╭─ Data for processing

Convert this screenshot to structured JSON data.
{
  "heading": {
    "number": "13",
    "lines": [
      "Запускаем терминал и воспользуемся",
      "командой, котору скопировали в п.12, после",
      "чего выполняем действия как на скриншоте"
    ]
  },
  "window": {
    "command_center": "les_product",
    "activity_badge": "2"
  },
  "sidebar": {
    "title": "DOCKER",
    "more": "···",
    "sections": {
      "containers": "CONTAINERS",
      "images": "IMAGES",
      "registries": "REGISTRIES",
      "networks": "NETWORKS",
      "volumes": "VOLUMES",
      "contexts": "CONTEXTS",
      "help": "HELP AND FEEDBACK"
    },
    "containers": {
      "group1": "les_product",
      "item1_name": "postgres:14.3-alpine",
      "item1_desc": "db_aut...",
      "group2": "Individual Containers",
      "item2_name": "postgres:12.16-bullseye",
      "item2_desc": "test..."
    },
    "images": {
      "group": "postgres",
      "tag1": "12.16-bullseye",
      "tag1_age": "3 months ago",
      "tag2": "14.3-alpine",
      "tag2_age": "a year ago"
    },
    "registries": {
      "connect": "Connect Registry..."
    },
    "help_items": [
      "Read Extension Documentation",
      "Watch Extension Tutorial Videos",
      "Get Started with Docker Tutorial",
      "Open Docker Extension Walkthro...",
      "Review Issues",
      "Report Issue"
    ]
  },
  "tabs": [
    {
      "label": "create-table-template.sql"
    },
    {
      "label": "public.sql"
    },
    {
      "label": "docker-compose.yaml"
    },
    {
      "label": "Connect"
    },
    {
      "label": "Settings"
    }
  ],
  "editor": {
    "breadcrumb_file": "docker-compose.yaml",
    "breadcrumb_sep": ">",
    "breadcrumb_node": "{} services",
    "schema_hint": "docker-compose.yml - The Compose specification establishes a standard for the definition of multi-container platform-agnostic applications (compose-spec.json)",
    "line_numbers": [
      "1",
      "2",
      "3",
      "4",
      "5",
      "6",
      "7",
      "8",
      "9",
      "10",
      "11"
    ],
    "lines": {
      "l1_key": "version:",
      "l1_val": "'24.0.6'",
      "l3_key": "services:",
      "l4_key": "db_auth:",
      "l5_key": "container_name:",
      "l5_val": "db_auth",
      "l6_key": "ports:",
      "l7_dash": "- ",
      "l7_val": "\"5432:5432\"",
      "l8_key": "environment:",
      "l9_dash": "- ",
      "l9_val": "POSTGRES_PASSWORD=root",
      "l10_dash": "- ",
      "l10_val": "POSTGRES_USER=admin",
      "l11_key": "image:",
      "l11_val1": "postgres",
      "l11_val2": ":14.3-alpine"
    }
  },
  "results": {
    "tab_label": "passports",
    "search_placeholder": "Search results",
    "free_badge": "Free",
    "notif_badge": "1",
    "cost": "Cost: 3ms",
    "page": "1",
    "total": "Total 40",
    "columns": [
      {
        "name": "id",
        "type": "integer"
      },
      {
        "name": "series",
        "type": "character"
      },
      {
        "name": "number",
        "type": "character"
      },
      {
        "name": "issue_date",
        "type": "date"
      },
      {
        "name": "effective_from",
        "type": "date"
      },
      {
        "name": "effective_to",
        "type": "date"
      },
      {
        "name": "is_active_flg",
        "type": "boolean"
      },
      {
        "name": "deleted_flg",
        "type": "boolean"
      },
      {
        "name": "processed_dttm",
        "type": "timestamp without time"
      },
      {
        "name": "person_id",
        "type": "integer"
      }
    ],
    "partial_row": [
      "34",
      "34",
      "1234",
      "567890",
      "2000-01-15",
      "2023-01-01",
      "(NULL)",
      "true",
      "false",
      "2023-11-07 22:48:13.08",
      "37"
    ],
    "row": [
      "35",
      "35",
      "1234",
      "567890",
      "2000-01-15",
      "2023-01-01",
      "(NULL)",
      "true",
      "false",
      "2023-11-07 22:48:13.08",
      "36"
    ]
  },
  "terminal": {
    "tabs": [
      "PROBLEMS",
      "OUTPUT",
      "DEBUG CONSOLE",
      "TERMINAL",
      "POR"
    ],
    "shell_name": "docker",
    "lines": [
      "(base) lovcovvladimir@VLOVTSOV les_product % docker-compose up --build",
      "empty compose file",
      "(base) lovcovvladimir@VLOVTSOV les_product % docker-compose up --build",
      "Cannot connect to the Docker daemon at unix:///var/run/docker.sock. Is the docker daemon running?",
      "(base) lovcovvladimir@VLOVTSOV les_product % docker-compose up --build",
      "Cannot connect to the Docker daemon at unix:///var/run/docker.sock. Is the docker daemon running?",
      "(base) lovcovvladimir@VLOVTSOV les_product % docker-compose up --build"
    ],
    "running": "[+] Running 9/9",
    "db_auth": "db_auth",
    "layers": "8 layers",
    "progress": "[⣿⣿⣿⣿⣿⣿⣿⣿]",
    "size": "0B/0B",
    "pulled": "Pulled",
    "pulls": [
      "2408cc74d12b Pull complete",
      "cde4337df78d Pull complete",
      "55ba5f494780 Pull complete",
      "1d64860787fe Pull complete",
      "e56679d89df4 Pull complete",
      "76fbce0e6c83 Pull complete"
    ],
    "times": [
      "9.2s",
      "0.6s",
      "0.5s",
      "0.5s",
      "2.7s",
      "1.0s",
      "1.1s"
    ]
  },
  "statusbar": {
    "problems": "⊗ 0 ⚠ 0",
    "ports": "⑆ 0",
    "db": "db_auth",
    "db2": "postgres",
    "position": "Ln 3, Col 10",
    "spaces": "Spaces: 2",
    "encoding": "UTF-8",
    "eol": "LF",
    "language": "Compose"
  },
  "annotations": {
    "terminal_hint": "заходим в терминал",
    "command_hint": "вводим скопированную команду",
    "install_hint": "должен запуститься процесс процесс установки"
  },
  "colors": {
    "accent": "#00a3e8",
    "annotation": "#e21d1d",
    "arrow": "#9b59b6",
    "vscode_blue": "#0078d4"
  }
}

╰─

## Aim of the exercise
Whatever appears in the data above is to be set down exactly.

## Written solution
Convert this screenshot to structured JSON data.
{
  "heading": {
    "number": "13",
    "lines": [
      "Запускаем терминал и воспользуемся",
      "командой, котору скопировали в п.12, после",
      "чего выполняем действия как на скриншоте"
    ]
  },
  "window": {
    "command_center": "les_product",
    "activity_badge": "2"
  },
  "sidebar": {
    "title": "DOCKER",
    "more": "···",
    "sections": {
      "containers": "CONTAINERS",
      "images": "IMAGES",
      "registries": "REGISTRIES",
      "networks": "NETWORKS",
      "volumes": "VOLUMES",
      "contexts": "CONTEXTS",
      "help": "HELP AND FEEDBACK"
    },
    "containers": {
      "group1": "les_product",
      "item1_name": "postgres:14.3-alpine",
      "item1_desc": "db_aut...",
      "group2": "Individual Containers",
      "item2_name": "postgres:12.16-bullseye",
      "item2_desc": "test..."
    },
    "images": {
      "group": "postgres",
      "tag1": "12.16-bullseye",
      "tag1_age": "3 months ago",
      "tag2": "14.3-alpine",
      "tag2_age": "a year ago"
    },
    "registries": {
      "connect": "Connect Registry..."
    },
    "help_items": [
      "Read Extension Documentation",
      "Watch Extension Tutorial Videos",
      "Get Started with Docker Tutorial",
      "Open Docker Extension Walkthro...",
      "Review Issues",
      "Report Issue"
    ]
  },
  "tabs": [
    {
      "label": "create-table-template.sql"
    },
    {
      "label": "public.sql"
    },
    {
      "label": "docker-compose.yaml"
    },
    {
      "label": "Connect"
    },
    {
      "label": "Settings"
    }
  ],
  "editor": {
    "breadcrumb_file": "docker-compose.yaml",
    "breadcrumb_sep": ">",
    "breadcrumb_node": "{} services",
    "schema_hint": "docker-compose.yml - The Compose specification establishes a standard for the definition of multi-container platform-agnostic applications (compose-spec.json)",
    "line_numbers": [
      "1",
      "2",
      "3",
      "4",
      "5",
      "6",
      "7",
      "8",
      "9",
      "10",
      "11"
    ],
    "lines": {
      "l1_key": "version:",
      "l1_val": "'24.0.6'",
      "l3_key": "services:",
      "l4_key": "db_auth:",
      "l5_key": "container_name:",
      "l5_val": "db_auth",
      "l6_key": "ports:",
      "l7_dash": "- ",
      "l7_val": "\"5432:5432\"",
      "l8_key": "environment:",
      "l9_dash": "- ",
      "l9_val": "POSTGRES_PASSWORD=root",
      "l10_dash": "- ",
      "l10_val": "POSTGRES_USER=admin",
      "l11_key": "image:",
      "l11_val1": "postgres",
      "l11_val2": ":14.3-alpine"
    }
  },
  "results": {
    "tab_label": "passports",
    "search_placeholder": "Search results",
    "free_badge": "Free",
    "notif_badge": "1",
    "cost": "Cost: 3ms",
    "page": "1",
    "total": "Total 40",
    "columns": [
      {
        "name": "id",
        "type": "integer"
      },
      {
        "name": "series",
        "type": "character"
      },
      {
        "name": "number",
        "type": "character"
      },
      {
        "name": "issue_date",
        "type": "date"
      },
      {
        "name": "effective_from",
        "type": "date"
      },
      {
        "name": "effective_to",
        "type": "date"
      },
      {
        "name": "is_active_flg",
        "type": "boolean"
      },
      {
        "name": "deleted_flg",
        "type": "boolean"
      },
      {
        "name": "processed_dttm",
        "type": "timestamp without time"
      },
      {
        "name": "person_id",
        "type": "integer"
      }
    ],
    "partial_row": [
      "34",
      "34",
      "1234",
      "567890",
      "2000-01-15",
      "2023-01-01",
      "(NULL)",
      "true",
      "false",
      "2023-11-07 22:48:13.08",
      "37"
    ],
    "row": [
      "35",
      "35",
      "1234",
      "567890",
      "2000-01-15",
      "2023-01-01",
      "(NULL)",
      "true",
      "false",
      "2023-11-07 22:48:13.08",
      "36"
    ]
  },
  "terminal": {
    "tabs": [
      "PROBLEMS",
      "OUTPUT",
      "DEBUG CONSOLE",
      "TERMINAL",
      "POR"
    ],
    "shell_name": "docker",
    "lines": [
      "(base) lovcovvladimir@VLOVTSOV les_product % docker-compose up --build",
      "empty compose file",
      "(base) lovcovvladimir@VLOVTSOV les_product % docker-compose up --build",
      "Cannot connect to the Docker daemon at unix:///var/run/docker.sock. Is the docker daemon running?",
      "(base) lovcovvladimir@VLOVTSOV les_product % docker-compose up --build",
      "Cannot connect to the Docker daemon at unix:///var/run/docker.sock. Is the docker daemon running?",
      "(base) lovcovvladimir@VLOVTSOV les_product % docker-compose up --build"
    ],
    "running": "[+] Running 9/9",
    "db_auth": "db_auth",
    "layers": "8 layers",
    "progress": "[⣿⣿⣿⣿⣿⣿⣿⣿]",
    "size": "0B/0B",
    "pulled": "Pulled",
    "pulls": [
      "2408cc74d12b Pull complete",
      "cde4337df78d Pull complete",
      "55ba5f494780 Pull complete",
      "1d64860787fe Pull complete",
      "e56679d89df4 Pull complete",
      "76fbce0e6c83 Pull complete"
    ],
    "times": [
      "9.2s",
      "0.6s",
      "0.5s",
      "0.5s",
      "2.7s",
      "1.0s",
      "1.1s"
    ]
  },
  "statusbar": {
    "problems": "⊗ 0 ⚠ 0",
    "ports": "⑆ 0",
    "db": "db_auth",
    "db2": "postgres",
    "position": "Ln 3, Col 10",
    "spaces": "Spaces: 2",
    "encoding": "UTF-8",
    "eol": "LF",
    "language": "Compose"
  },
  "annotations": {
    "terminal_hint": "заходим в терминал",
    "command_hint": "вводим скопированную команду",
    "install_hint": "должен запуститься процесс процесс установки"
  },
  "colors": {
    "accent": "#00a3e8",
    "annotation": "#e21d1d",
    "arrow": "#9b59b6",
    "vscode_blue": "#0078d4"
  }
}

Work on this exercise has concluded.